What are you scared of?

Cartoon image of a spider

From as far back as I can remember, I was absolutely scared stiff of spiders. I’m pretty sure my phobia was ‘learnt’ from my mum. When you’re little and you see an adult appearing terrified, you naturally assume that whatever it is they’re scared of must be pretty awful!

Then, once when lying in bed at night, a spider ran over my pillow just a few centimetres from my face. Following that time, I was unable to sleep in any room that had a spider in it. And I even hated having to sleep in rooms with lots of furniture and ‘nooks and crannies’ where they might be hiding.

Things didn’t get any better as an adult. If I had a particularly near encounter, I would feel physically sick. Just looking at a picture of a spider made me shudder, and in direct proportion to their size and hairiness. And, live spiders were much worse, particularly if they moved! There was something about their unpredictability – if they ran away, I was left with the knowledge that they could reappear later; if they ran towards me, there was the horrific prospect they might touch me. I was completely dependent on someone else being around to remove any spiders that came into my vicinity.

I remember the day when things began to change for me. It was when I realised that I could use my Alexander Technique skills to lessen my fear. I’d just walked into a room when I experienced the familiar sudden shock of seeing a large spider. What struck me most was not so much the spider itself but my strong fear reaction with all its physical and emotional manifestations. It occurred to me that the Alexander Technique is all about dealing with our reactions, so was it possible that I had some small degree of choice here? I realised that I was already beginning the process of calming myself down enough to see that I did have some options.

I decided to experiment and I began by placing myself at what felt like a ‘safe’ distance from the spider. Just looking at it from there made my skin start to crawl and my stomach churn, so I turned away and worked with my usual Alexander thinking, such as noticing the support, thinking up from there through my whole self, staying engaged with my surroundings. In particular, I paid attention to my breath which was very rapid and shallow. I imagined gently blowing a feather that was hovering just in front of my lips. At the end of each outbreath I noticed that natural little pause and then the inbreath flowing in by itself. I noticed my breathing was now calming and deepening. When I felt ready, I slowly turned to look back again at the hairy creature, knowing that I could look away again as soon as my fear started to mount. I kept repeating this process, turning away, giving my Alexander directions, calming my breath, looking back for as long as I wanted to and turning away again as soon as I felt the fear reaction begin to take hold. After a while, I found I could continue to look at the spider (which thankfully stayed stationary) without feeling scared. That was the beginning for me and I continued to use this process whenever I encountered a spider, or just a picture of one. Gradually I found I could deal with bigger and bigger ones, and even spiders that moved!

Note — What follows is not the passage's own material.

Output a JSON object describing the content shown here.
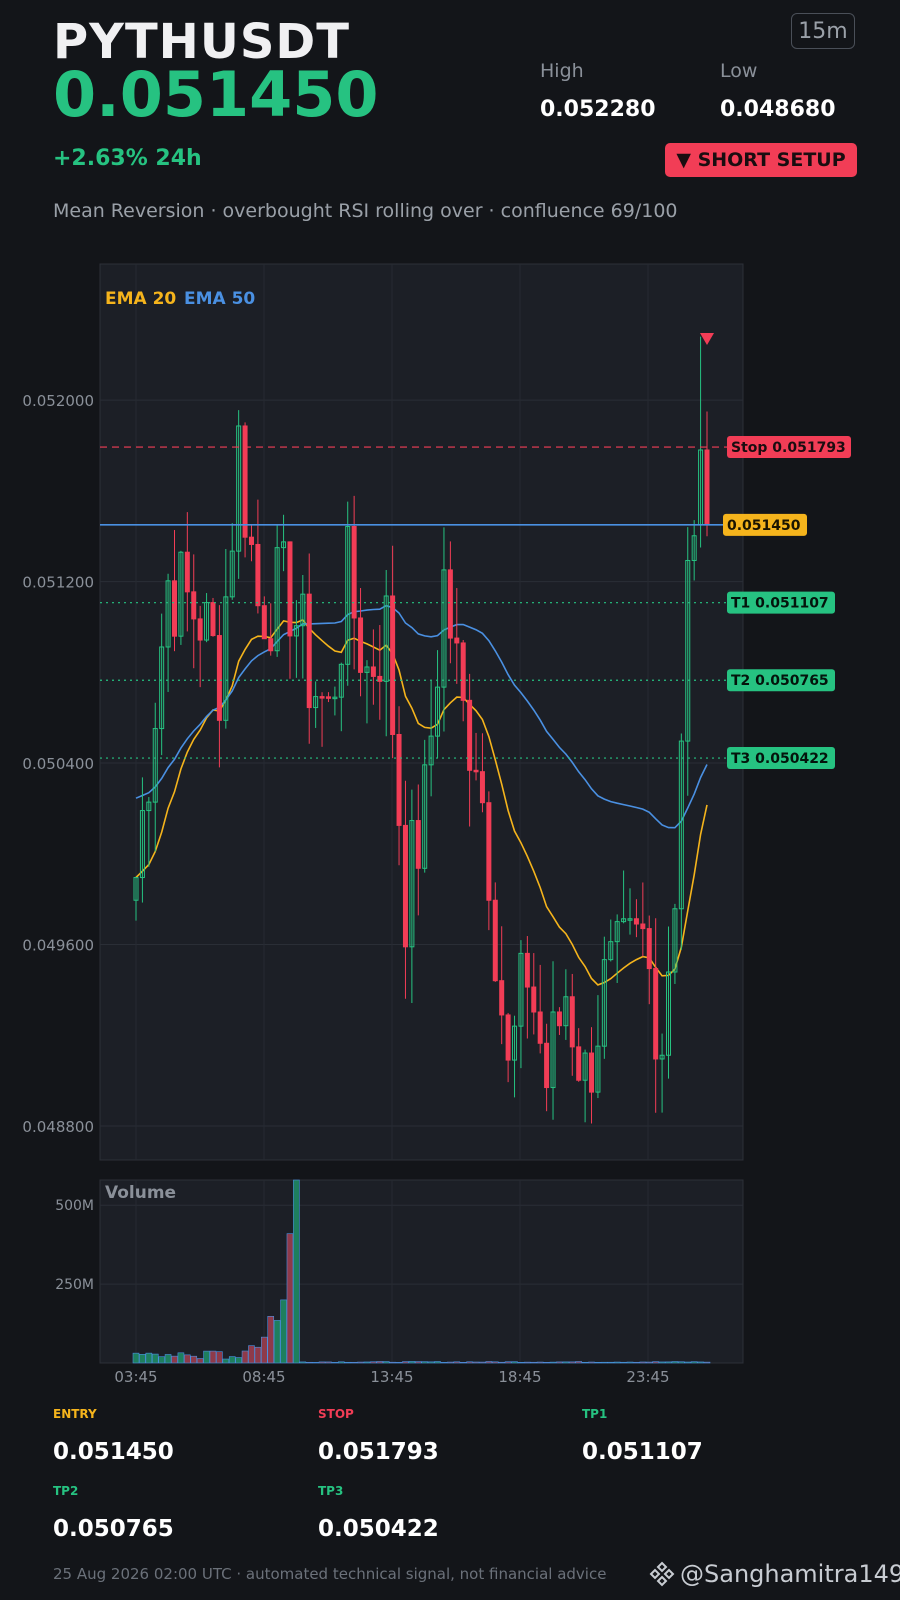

I don’t know anything about exposure therapy and I’m sure there will be some similarities in approach to what I did. What I think will be unique about learning and practising the Alexander Technique, is the degree of agency and control it can enable, as well as the fact that you can apply it in any situation. Research has shown that the Alexander Technique can lead to reduced fear and anxieties more generally.[1] It makes sense because, after all, it’s really hard to change anything about yourself unless you feel safe and in control of the situation – the Alexander Technique provides the means to create your own safety.

So what happens now when I see a spider? Little ones, or those big spindly ones? – no problem at all and I would happily pick it up. A big hairy house spider? Well, I would still have an initial fear reaction but much less than before. Then I’m able to quickly quieten my reaction as I take my time to carefully put an upturned glass over it and carry it outside (yes, I do know that it probably just comes back in again); I’m ok with that. PS. Please don’t test me out with a tarantula – I’m not sure I’m quite ready yet for a real one of those ‘up close and personal’!


  1. Kinsey D, Glover L, Wadephul F. How does the Alexander Technique lead to psychological and non-physical outcomes? A realist review. European Journal of Integrative Medicine 2021; 46: https://doi.org/10.1016/j.eujim.2021.101371.